Report back each line of the records that contains the string "Architecture".
Segment Start: Input data
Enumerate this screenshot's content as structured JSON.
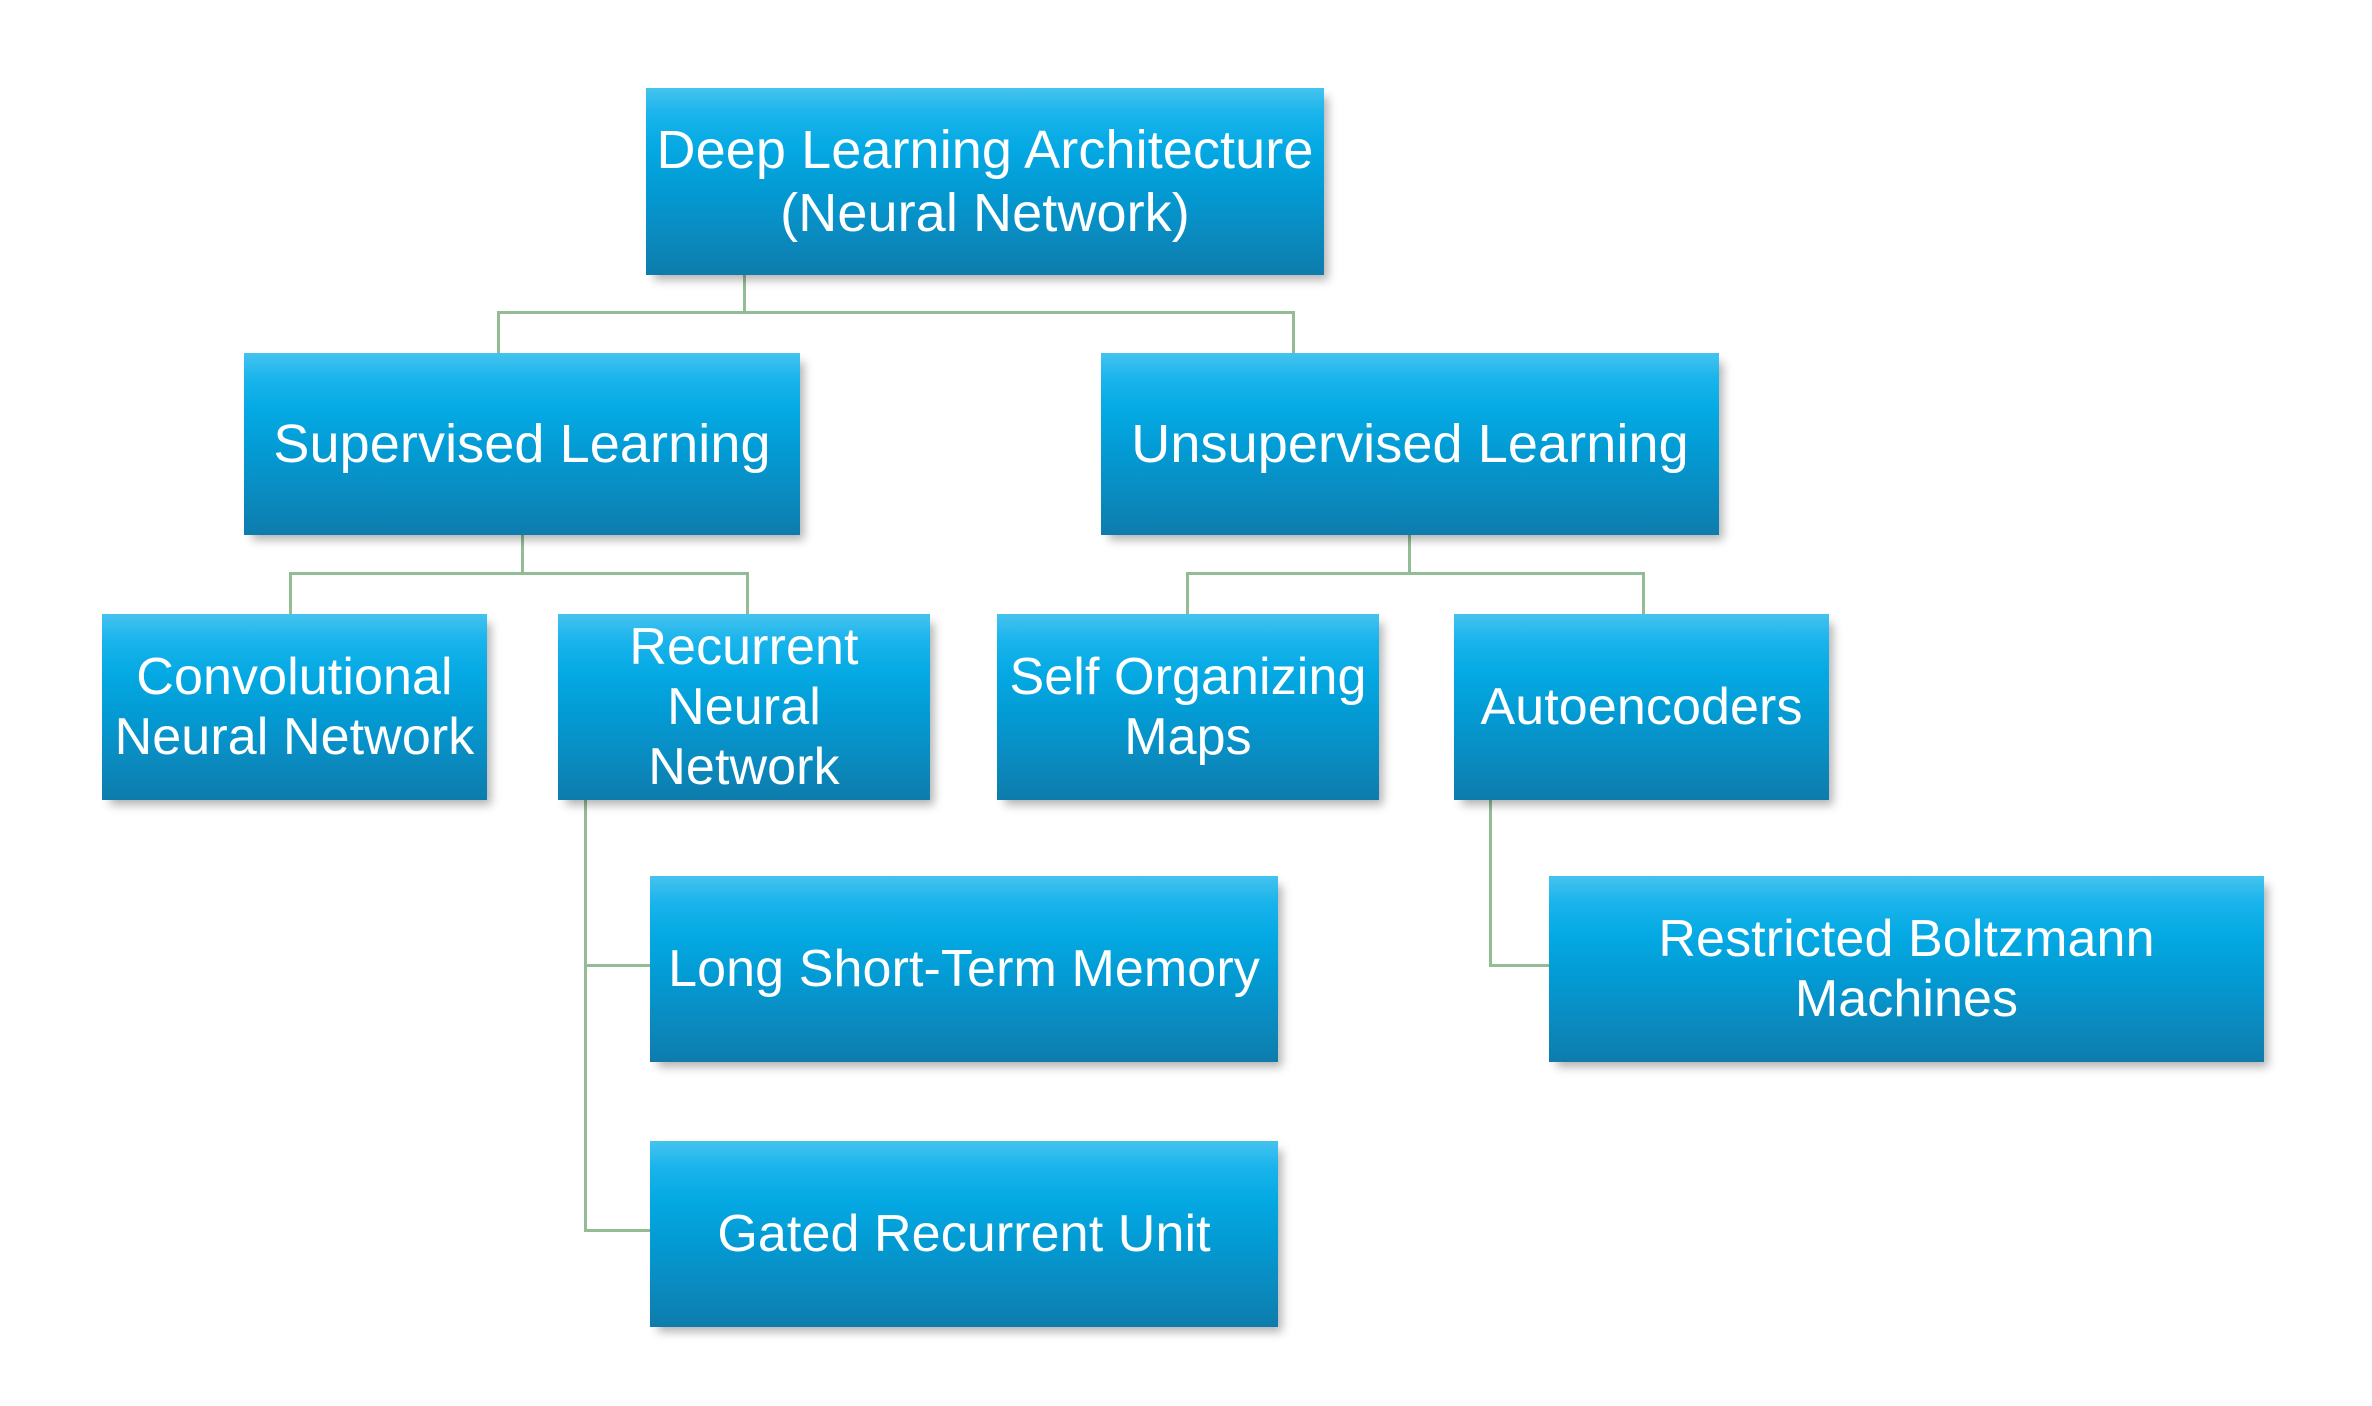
{
  "diagram": {
    "title": "Deep Learning Architecture (Neural Network)",
    "colors": {
      "box_gradient_top": "#45c3ef",
      "box_gradient_mid": "#04a9e3",
      "box_gradient_bottom": "#0d7cac",
      "connector": "#93bc95",
      "text": "#ffffff",
      "background": "#ffffff"
    },
    "nodes": {
      "root": {
        "label": "Deep Learning Architecture\n(Neural Network)"
      },
      "supervised": {
        "label": "Supervised Learning"
      },
      "unsupervised": {
        "label": "Unsupervised Learning"
      },
      "cnn": {
        "label": "Convolutional\nNeural Network"
      },
      "rnn": {
        "label": "Recurrent\nNeural Network"
      },
      "som": {
        "label": "Self Organizing\nMaps"
      },
      "autoencoders": {
        "label": "Autoencoders"
      },
      "lstm": {
        "label": "Long Short-Term Memory"
      },
      "gru": {
        "label": "Gated Recurrent Unit"
      },
      "rbm": {
        "label": "Restricted Boltzmann\nMachines"
      }
    },
    "edges": [
      {
        "from": "root",
        "to": "supervised"
      },
      {
        "from": "root",
        "to": "unsupervised"
      },
      {
        "from": "supervised",
        "to": "cnn"
      },
      {
        "from": "supervised",
        "to": "rnn"
      },
      {
        "from": "unsupervised",
        "to": "som"
      },
      {
        "from": "unsupervised",
        "to": "autoencoders"
      },
      {
        "from": "rnn",
        "to": "lstm"
      },
      {
        "from": "rnn",
        "to": "gru"
      },
      {
        "from": "autoencoders",
        "to": "rbm"
      }
    ]
  }
}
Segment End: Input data
The answer -
    "title": "Deep Learning Architecture (Neural Network)",
        "label": "Deep Learning Architecture\n(Neural Network)"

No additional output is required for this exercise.